“Lladró has forged a language that goes beyond words. It is a celebration of the best moments of life. Inspired by dreams and fantasy, traditions, literature and art, nature or daily life, there is always a story behind each piece.” From Lladro brochure
Lladró was created in the mid 1950s in the small village of Almácera (near Valencia) but it was in the summer of 1973, while my family was spending a year in Madrid, that I first heard the word “Lladró” – and fell in love.
In a small shop in Madrid, not far from where my mother was born, my parents took me to a special “tienda” where Lladró figurines adorned the shelves. My young heart was filled with joy and knew at a glance there would be a figurine just right for me. I would easily fulfill my quest: to please my Spanish aunties who had given me money for my birthday expecting me to spend it wisely.
As soon as my father had helped me with the maths of what I could afford, my mother and I carefully picked our way through porcelain figurines. At the age of eleven, becoming a collector of Lladró porcelain made me feel very important.
But I was overwhelmed with the choices, figurines so exquisite in translucent tones, with features so realistic, even a novice collector like me understood the language of the heart – the language of beauty and craftsmanship.
I tried to narrow down my selection, my small hands gliding over the glossy surfaces of the fine statuettes: a milkmaid shooing away a long-necked goose dipping its beak into her full pail of milk.

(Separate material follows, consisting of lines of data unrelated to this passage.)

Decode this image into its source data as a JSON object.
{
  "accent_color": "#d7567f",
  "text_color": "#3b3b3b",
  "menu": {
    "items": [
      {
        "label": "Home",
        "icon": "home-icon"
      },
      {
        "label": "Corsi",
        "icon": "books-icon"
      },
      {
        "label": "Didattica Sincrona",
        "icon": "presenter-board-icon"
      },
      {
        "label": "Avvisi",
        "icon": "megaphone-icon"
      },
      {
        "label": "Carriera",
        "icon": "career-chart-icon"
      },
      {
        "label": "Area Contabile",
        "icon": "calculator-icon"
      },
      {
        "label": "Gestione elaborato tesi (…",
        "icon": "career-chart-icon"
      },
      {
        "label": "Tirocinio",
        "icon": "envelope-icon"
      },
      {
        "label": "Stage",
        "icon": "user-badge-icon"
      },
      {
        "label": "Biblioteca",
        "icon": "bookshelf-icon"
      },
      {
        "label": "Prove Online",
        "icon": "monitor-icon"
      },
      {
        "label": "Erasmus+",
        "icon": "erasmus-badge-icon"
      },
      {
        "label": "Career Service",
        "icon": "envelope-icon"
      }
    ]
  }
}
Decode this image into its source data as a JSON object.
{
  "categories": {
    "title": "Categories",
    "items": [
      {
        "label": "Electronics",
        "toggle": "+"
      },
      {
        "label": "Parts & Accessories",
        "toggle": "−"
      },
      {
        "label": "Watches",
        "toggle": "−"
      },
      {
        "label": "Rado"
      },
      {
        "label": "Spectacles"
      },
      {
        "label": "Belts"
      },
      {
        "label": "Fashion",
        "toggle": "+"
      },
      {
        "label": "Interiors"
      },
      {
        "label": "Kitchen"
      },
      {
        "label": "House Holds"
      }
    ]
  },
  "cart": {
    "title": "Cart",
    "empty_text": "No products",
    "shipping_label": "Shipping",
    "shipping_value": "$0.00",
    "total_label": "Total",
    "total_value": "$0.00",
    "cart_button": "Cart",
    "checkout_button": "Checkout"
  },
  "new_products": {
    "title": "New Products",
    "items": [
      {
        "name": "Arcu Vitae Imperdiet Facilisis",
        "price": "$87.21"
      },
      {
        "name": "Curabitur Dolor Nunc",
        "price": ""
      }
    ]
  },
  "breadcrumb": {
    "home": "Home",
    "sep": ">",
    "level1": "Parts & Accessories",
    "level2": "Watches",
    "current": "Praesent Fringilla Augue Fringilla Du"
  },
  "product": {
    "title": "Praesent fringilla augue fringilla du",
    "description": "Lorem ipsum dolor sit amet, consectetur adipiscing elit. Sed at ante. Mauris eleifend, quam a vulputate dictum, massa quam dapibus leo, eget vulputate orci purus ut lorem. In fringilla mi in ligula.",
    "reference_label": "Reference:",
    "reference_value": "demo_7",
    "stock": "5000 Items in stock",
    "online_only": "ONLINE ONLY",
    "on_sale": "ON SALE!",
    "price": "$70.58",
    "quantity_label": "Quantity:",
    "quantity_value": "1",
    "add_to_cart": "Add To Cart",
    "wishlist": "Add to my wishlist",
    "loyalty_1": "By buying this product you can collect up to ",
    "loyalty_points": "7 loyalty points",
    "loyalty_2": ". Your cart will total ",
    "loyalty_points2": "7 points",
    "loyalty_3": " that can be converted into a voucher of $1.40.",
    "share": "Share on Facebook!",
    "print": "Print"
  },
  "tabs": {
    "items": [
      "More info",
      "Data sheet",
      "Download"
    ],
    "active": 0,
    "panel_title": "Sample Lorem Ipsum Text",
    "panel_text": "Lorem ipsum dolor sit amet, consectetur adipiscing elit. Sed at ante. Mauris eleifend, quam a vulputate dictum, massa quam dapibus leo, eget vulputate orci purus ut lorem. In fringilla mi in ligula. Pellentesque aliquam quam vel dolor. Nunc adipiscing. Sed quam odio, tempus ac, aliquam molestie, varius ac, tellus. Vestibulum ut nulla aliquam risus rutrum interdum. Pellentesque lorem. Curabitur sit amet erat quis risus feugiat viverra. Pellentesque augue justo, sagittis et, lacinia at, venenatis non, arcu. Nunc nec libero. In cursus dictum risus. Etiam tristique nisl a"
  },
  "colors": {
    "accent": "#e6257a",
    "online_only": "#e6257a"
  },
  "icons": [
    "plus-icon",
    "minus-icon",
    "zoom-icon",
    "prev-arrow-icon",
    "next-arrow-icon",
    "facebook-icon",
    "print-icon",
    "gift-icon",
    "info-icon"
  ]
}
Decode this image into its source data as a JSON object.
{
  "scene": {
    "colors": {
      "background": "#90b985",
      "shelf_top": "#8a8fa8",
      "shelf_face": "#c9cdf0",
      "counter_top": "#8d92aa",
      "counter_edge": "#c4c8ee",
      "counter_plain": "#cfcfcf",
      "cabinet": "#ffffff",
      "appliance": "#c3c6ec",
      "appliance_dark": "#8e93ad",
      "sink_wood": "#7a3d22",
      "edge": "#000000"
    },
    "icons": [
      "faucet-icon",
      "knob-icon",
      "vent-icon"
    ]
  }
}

An elegant Spanish dancer in flowing dress. Cheeky kittens and playful pups, yapping and biting in an exuberant game. A tall and slender girl with a white veil cradled a petite rabbit in her arms – I wanted them all!
I looked around for a blissful while longer and then…
Señorita Burrita – the cutest donkey, with a posy of flowers, spoke straight to my young heart. Each petal of the daisy had stamped in tiny black print the words Sí…no…sí…no…, meaning, he loves me…he loves me not… and I announced to my mother, “This one!”
Burrita enamorada (female donkey in love) was produced and sold in Spain between 1970 and 1985. My Lladró donkey has travelled the world and has survived the move to several homes since those childhood times. My little donkey has taken a place of pride upon a piano, a bookshelf, a guest’s bedside table and, on some occasions, she has sat in the middle of a dinner table surrounded by white daisies with yellow
centers, just like the ones she holds with her proud hoof.
To Be Continued…..
Maribel Steel is a writer and lives in Melbourne, Australia. Her website is: http://www.maribelsteel.com